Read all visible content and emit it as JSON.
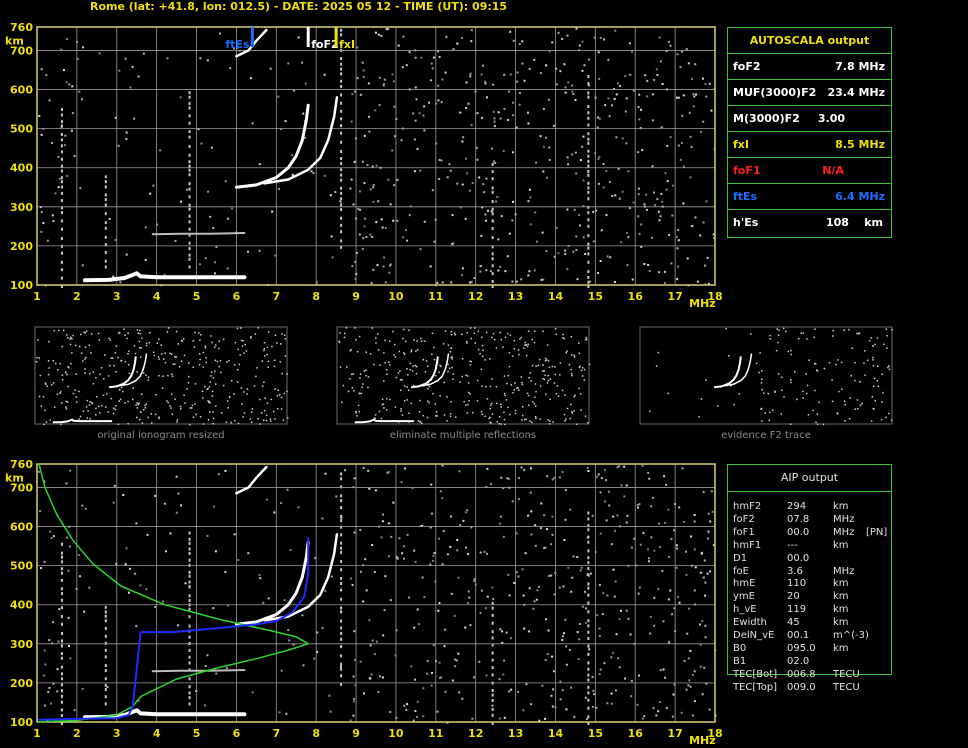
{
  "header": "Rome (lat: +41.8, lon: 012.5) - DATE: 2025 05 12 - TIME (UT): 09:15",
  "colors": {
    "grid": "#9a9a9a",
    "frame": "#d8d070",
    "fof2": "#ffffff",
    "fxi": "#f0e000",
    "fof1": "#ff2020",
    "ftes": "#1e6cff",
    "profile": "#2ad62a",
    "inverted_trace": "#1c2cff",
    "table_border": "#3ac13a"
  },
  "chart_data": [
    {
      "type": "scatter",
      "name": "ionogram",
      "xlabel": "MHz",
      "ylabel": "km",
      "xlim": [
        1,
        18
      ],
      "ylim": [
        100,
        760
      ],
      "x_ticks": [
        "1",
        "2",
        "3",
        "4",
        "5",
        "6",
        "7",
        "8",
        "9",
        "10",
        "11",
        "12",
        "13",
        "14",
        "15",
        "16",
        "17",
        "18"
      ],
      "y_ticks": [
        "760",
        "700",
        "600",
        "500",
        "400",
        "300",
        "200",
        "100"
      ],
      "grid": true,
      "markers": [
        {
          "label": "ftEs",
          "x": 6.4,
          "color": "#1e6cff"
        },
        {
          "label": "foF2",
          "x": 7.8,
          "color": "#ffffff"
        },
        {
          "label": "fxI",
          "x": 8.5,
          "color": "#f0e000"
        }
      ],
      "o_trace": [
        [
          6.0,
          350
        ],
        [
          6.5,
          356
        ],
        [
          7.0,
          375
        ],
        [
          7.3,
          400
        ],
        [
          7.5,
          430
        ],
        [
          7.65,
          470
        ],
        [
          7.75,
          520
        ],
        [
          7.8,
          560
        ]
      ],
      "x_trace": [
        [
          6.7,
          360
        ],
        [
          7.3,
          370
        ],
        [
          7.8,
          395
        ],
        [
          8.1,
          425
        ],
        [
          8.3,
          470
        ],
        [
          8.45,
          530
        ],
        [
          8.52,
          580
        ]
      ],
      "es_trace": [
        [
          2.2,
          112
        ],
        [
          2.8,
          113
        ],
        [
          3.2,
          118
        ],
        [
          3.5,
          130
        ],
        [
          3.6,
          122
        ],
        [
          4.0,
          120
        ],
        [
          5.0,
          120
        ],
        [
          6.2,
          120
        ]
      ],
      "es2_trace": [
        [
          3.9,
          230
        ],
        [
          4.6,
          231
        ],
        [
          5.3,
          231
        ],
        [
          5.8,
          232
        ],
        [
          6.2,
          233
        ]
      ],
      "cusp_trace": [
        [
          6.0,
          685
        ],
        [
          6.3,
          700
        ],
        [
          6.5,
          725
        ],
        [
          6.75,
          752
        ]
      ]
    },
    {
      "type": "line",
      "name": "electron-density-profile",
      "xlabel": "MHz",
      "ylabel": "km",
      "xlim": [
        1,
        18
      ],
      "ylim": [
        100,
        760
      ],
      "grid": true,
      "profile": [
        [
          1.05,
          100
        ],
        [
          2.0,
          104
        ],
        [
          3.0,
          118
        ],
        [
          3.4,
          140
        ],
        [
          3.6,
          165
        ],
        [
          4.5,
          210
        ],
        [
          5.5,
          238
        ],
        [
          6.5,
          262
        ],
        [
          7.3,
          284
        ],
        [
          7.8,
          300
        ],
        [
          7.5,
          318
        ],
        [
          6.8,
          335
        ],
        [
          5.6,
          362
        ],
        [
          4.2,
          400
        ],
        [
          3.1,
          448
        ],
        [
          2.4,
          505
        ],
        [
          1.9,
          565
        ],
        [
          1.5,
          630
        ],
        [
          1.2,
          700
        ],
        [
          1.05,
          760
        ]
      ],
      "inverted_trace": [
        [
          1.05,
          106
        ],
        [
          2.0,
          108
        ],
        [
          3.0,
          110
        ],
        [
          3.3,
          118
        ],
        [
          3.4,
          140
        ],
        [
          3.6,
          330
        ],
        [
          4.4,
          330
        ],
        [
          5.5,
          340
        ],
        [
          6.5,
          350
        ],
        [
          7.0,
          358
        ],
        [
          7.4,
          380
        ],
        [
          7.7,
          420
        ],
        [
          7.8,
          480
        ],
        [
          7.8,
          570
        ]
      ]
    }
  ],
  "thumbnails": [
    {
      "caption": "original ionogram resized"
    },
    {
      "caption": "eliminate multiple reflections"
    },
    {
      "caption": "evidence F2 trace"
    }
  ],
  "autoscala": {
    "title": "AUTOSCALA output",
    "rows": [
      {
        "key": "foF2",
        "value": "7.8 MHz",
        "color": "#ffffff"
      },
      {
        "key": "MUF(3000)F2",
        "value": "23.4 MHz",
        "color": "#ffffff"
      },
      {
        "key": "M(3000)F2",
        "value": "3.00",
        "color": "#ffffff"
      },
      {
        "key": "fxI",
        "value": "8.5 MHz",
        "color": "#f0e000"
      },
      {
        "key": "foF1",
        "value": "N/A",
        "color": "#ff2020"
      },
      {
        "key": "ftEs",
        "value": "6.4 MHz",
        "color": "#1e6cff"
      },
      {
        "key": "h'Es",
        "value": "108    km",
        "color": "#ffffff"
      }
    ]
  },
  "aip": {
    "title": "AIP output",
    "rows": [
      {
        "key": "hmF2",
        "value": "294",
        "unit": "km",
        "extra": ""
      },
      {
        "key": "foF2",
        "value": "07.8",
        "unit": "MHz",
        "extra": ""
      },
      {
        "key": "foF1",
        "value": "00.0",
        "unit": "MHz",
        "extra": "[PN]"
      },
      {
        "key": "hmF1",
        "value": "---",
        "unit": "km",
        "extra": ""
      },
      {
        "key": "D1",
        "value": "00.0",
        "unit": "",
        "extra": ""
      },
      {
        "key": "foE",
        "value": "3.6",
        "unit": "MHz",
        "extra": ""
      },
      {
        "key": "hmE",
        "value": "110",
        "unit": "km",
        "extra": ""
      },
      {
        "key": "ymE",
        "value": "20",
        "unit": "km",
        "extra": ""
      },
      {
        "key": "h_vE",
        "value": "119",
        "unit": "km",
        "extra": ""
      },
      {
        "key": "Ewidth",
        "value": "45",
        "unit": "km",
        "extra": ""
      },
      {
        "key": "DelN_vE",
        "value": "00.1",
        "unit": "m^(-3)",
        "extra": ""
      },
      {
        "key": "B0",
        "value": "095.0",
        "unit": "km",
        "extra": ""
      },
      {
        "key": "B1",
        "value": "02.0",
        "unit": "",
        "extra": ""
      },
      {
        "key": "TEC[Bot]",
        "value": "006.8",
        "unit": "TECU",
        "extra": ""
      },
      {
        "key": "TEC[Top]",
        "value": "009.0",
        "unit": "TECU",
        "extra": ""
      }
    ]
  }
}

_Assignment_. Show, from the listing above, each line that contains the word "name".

_Answer_.
      "name": "ionogram",
      "name": "electron-density-profile",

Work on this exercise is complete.